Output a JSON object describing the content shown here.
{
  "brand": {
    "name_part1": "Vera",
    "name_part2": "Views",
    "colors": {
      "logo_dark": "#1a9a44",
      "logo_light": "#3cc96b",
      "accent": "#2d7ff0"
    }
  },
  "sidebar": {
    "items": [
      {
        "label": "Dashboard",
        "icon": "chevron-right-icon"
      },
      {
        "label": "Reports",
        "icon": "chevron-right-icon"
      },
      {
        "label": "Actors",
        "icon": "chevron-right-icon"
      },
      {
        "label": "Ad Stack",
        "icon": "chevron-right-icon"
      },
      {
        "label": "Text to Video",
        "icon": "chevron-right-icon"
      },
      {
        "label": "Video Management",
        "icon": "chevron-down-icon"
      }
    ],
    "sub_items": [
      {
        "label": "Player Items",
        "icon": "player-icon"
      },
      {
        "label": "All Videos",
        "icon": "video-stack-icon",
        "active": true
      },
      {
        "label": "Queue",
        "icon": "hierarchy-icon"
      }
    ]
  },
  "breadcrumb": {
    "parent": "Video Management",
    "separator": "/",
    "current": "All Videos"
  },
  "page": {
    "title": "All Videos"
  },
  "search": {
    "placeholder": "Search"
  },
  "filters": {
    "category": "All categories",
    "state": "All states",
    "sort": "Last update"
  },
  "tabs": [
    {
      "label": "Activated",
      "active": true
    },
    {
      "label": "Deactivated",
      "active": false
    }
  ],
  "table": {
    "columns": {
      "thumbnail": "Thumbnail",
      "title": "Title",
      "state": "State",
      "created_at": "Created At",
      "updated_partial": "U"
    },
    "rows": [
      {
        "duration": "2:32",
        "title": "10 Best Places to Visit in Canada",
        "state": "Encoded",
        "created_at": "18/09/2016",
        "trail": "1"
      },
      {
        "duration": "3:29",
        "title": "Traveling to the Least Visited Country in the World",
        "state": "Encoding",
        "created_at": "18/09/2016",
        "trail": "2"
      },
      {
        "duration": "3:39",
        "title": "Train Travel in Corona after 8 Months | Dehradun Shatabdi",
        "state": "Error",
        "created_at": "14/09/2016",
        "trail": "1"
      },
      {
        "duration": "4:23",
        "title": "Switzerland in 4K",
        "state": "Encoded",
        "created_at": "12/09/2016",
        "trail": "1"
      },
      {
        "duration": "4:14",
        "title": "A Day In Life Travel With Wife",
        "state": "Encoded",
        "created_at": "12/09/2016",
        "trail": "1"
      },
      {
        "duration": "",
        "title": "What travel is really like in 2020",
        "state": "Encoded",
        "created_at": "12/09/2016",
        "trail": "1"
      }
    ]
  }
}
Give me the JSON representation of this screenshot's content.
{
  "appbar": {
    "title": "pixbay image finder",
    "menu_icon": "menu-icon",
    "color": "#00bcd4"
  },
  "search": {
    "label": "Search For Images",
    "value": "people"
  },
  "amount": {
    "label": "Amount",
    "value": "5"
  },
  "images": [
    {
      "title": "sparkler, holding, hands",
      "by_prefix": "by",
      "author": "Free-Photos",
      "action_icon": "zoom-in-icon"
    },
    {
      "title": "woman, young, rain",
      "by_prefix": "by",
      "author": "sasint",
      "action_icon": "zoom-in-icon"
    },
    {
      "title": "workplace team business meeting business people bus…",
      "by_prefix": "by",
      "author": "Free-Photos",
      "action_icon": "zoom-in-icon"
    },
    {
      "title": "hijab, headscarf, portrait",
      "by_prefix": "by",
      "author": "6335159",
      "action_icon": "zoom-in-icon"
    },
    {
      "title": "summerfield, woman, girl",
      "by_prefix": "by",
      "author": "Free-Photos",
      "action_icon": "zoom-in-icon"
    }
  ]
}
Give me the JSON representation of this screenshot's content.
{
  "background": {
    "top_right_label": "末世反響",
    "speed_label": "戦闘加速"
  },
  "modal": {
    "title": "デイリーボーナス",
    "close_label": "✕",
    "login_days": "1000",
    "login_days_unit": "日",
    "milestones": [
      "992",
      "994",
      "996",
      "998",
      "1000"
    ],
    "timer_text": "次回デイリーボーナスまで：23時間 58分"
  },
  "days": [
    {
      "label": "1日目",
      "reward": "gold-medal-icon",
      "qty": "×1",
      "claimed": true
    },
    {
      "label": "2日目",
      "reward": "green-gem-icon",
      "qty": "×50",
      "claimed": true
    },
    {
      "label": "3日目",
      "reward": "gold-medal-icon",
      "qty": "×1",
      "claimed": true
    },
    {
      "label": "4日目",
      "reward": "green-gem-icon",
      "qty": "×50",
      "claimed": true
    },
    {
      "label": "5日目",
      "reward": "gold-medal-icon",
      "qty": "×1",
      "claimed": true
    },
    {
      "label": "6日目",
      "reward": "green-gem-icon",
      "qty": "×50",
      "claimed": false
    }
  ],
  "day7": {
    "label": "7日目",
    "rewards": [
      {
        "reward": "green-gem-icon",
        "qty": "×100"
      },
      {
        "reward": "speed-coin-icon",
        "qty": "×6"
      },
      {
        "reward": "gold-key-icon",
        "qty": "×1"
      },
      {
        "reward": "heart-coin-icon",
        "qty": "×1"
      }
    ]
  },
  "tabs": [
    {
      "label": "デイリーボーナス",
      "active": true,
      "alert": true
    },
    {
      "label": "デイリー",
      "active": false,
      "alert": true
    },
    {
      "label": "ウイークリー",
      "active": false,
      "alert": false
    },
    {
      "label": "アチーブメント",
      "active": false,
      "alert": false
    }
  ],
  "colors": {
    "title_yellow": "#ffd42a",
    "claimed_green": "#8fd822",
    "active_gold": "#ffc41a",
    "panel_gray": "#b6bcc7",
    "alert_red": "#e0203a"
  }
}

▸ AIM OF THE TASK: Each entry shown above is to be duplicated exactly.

▸ COMPLETED EXERCISE:
Output a JSON object describing the content shown here.
{
  "brand": {
    "name_part1": "Vera",
    "name_part2": "Views",
    "colors": {
      "logo_dark": "#1a9a44",
      "logo_light": "#3cc96b",
      "accent": "#2d7ff0"
    }
  },
  "sidebar": {
    "items": [
      {
        "label": "Dashboard",
        "icon": "chevron-right-icon"
      },
      {
        "label": "Reports",
        "icon": "chevron-right-icon"
      },
      {
        "label": "Actors",
        "icon": "chevron-right-icon"
      },
      {
        "label": "Ad Stack",
        "icon": "chevron-right-icon"
      },
      {
        "label": "Text to Video",
        "icon": "chevron-right-icon"
      },
      {
        "label": "Video Management",
        "icon": "chevron-down-icon"
      }
    ],
    "sub_items": [
      {
        "label": "Player Items",
        "icon": "player-icon"
      },
      {
        "label": "All Videos",
        "icon": "video-stack-icon",
        "active": true
      },
      {
        "label": "Queue",
        "icon": "hierarchy-icon"
      }
    ]
  },
  "breadcrumb": {
    "parent": "Video Management",
    "separator": "/",
    "current": "All Videos"
  },
  "page": {
    "title": "All Videos"
  },
  "search": {
    "placeholder": "Search"
  },
  "filters": {
    "category": "All categories",
    "state": "All states",
    "sort": "Last update"
  },
  "tabs": [
    {
      "label": "Activated",
      "active": true
    },
    {
      "label": "Deactivated",
      "active": false
    }
  ],
  "table": {
    "columns": {
      "thumbnail": "Thumbnail",
      "title": "Title",
      "state": "State",
      "created_at": "Created At",
      "updated_partial": "U"
    },
    "rows": [
      {
        "duration": "2:32",
        "title": "10 Best Places to Visit in Canada",
        "state": "Encoded",
        "created_at": "18/09/2016",
        "trail": "1"
      },
      {
        "duration": "3:29",
        "title": "Traveling to the Least Visited Country in the World",
        "state": "Encoding",
        "created_at": "18/09/2016",
        "trail": "2"
      },
      {
        "duration": "3:39",
        "title": "Train Travel in Corona after 8 Months | Dehradun Shatabdi",
        "state": "Error",
        "created_at": "14/09/2016",
        "trail": "1"
      },
      {
        "duration": "4:23",
        "title": "Switzerland in 4K",
        "state": "Encoded",
        "created_at": "12/09/2016",
        "trail": "1"
      },
      {
        "duration": "4:14",
        "title": "A Day In Life Travel With Wife",
        "state": "Encoded",
        "created_at": "12/09/2016",
        "trail": "1"
      },
      {
        "duration": "",
        "title": "What travel is really like in 2020",
        "state": "Encoded",
        "created_at": "12/09/2016",
        "trail": "1"
      }
    ]
  }
}
Give me the JSON representation of this screenshot's content.
{
  "appbar": {
    "title": "pixbay image finder",
    "menu_icon": "menu-icon",
    "color": "#00bcd4"
  },
  "search": {
    "label": "Search For Images",
    "value": "people"
  },
  "amount": {
    "label": "Amount",
    "value": "5"
  },
  "images": [
    {
      "title": "sparkler, holding, hands",
      "by_prefix": "by",
      "author": "Free-Photos",
      "action_icon": "zoom-in-icon"
    },
    {
      "title": "woman, young, rain",
      "by_prefix": "by",
      "author": "sasint",
      "action_icon": "zoom-in-icon"
    },
    {
      "title": "workplace team business meeting business people bus…",
      "by_prefix": "by",
      "author": "Free-Photos",
      "action_icon": "zoom-in-icon"
    },
    {
      "title": "hijab, headscarf, portrait",
      "by_prefix": "by",
      "author": "6335159",
      "action_icon": "zoom-in-icon"
    },
    {
      "title": "summerfield, woman, girl",
      "by_prefix": "by",
      "author": "Free-Photos",
      "action_icon": "zoom-in-icon"
    }
  ]
}
Give me the JSON representation of this screenshot's content.
{
  "background": {
    "top_right_label": "末世反響",
    "speed_label": "戦闘加速"
  },
  "modal": {
    "title": "デイリーボーナス",
    "close_label": "✕",
    "login_days": "1000",
    "login_days_unit": "日",
    "milestones": [
      "992",
      "994",
      "996",
      "998",
      "1000"
    ],
    "timer_text": "次回デイリーボーナスまで：23時間 58分"
  },
  "days": [
    {
      "label": "1日目",
      "reward": "gold-medal-icon",
      "qty": "×1",
      "claimed": true
    },
    {
      "label": "2日目",
      "reward": "green-gem-icon",
      "qty": "×50",
      "claimed": true
    },
    {
      "label": "3日目",
      "reward": "gold-medal-icon",
      "qty": "×1",
      "claimed": true
    },
    {
      "label": "4日目",
      "reward": "green-gem-icon",
      "qty": "×50",
      "claimed": true
    },
    {
      "label": "5日目",
      "reward": "gold-medal-icon",
      "qty": "×1",
      "claimed": true
    },
    {
      "label": "6日目",
      "reward": "green-gem-icon",
      "qty": "×50",
      "claimed": false
    }
  ],
  "day7": {
    "label": "7日目",
    "rewards": [
      {
        "reward": "green-gem-icon",
        "qty": "×100"
      },
      {
        "reward": "speed-coin-icon",
        "qty": "×6"
      },
      {
        "reward": "gold-key-icon",
        "qty": "×1"
      },
      {
        "reward": "heart-coin-icon",
        "qty": "×1"
      }
    ]
  },
  "tabs": [
    {
      "label": "デイリーボーナス",
      "active": true,
      "alert": true
    },
    {
      "label": "デイリー",
      "active": false,
      "alert": true
    },
    {
      "label": "ウイークリー",
      "active": false,
      "alert": false
    },
    {
      "label": "アチーブメント",
      "active": false,
      "alert": false
    }
  ],
  "colors": {
    "title_yellow": "#ffd42a",
    "claimed_green": "#8fd822",
    "active_gold": "#ffc41a",
    "panel_gray": "#b6bcc7",
    "alert_red": "#e0203a"
  }
}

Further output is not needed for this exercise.